::: INFORMATION :::

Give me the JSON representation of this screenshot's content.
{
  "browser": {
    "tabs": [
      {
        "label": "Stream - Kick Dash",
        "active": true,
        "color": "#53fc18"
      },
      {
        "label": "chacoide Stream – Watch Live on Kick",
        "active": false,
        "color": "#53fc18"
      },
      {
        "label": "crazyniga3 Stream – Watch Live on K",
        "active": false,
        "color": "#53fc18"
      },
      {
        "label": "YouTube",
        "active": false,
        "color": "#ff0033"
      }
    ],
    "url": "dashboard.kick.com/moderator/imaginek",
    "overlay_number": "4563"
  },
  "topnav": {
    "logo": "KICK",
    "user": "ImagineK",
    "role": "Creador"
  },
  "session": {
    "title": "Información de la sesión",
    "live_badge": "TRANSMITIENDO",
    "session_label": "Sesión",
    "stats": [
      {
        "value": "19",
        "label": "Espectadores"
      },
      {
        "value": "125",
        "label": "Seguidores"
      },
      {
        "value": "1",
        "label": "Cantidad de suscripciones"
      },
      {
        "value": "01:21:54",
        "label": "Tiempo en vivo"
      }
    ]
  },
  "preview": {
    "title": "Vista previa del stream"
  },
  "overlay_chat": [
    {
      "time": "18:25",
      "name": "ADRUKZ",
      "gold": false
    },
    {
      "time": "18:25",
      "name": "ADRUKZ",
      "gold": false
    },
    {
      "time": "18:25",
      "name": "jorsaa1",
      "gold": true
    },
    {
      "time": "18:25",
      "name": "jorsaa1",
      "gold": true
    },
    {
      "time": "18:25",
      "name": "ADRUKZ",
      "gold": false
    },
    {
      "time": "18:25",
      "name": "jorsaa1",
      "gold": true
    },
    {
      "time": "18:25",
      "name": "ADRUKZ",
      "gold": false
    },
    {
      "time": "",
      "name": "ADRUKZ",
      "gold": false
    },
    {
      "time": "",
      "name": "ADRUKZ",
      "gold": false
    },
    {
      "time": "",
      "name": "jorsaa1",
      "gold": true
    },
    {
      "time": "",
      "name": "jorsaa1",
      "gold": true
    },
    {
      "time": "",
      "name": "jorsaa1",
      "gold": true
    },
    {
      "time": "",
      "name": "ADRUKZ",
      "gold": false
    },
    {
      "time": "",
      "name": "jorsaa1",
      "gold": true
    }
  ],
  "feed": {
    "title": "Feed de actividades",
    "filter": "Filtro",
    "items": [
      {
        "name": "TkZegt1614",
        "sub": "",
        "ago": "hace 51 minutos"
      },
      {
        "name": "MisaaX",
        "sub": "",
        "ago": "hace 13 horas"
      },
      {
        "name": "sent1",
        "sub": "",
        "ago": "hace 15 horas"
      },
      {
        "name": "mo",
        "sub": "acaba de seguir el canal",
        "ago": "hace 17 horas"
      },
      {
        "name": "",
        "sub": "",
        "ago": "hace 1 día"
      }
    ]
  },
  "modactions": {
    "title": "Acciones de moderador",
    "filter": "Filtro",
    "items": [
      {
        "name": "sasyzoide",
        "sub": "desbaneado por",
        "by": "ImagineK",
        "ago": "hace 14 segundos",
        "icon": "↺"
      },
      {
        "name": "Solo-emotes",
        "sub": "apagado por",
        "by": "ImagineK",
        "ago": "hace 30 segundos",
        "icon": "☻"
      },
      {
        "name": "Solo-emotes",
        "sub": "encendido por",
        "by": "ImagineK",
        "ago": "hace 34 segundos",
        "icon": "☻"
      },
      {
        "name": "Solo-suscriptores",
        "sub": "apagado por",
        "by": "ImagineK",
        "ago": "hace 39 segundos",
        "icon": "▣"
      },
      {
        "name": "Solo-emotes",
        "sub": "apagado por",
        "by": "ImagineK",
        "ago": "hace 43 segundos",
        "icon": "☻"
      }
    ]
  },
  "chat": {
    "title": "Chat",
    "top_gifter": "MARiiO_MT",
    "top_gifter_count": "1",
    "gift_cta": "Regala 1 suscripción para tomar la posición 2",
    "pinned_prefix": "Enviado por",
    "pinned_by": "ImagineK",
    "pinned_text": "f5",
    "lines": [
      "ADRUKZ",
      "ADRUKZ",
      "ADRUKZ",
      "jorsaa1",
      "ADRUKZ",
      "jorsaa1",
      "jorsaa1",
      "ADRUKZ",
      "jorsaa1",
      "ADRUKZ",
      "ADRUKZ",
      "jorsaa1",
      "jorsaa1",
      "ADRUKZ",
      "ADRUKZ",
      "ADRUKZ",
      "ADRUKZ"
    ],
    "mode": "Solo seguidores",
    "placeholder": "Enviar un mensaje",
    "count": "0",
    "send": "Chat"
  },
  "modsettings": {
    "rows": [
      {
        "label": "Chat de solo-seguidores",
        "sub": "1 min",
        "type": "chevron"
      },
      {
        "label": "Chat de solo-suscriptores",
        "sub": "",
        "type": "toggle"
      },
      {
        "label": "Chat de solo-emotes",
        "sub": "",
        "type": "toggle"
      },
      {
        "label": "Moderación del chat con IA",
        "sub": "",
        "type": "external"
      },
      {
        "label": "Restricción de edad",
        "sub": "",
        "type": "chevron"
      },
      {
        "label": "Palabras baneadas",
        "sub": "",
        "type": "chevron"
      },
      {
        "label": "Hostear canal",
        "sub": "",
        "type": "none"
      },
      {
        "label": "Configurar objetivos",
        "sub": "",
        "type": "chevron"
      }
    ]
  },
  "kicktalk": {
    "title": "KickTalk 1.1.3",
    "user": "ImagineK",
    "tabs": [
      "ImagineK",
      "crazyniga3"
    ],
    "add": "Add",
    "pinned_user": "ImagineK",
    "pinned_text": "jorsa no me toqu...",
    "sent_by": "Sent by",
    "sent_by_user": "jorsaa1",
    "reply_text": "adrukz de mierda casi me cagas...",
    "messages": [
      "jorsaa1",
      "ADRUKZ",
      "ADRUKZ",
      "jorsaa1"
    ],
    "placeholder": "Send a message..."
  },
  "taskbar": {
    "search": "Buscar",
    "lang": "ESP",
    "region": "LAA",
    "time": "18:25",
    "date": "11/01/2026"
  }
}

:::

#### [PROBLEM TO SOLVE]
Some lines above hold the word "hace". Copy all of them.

#### [RESPONSE]
        "ago": "hace 51 minutos"
        "ago": "hace 13 horas"
        "ago": "hace 15 horas"
        "ago": "hace 17 horas"
        "ago": "hace 1 día"
        "ago": "hace 14 segundos",
        "ago": "hace 30 segundos",
        "ago": "hace 34 segundos",
        "ago": "hace 39 segundos",
        "ago": "hace 43 segundos",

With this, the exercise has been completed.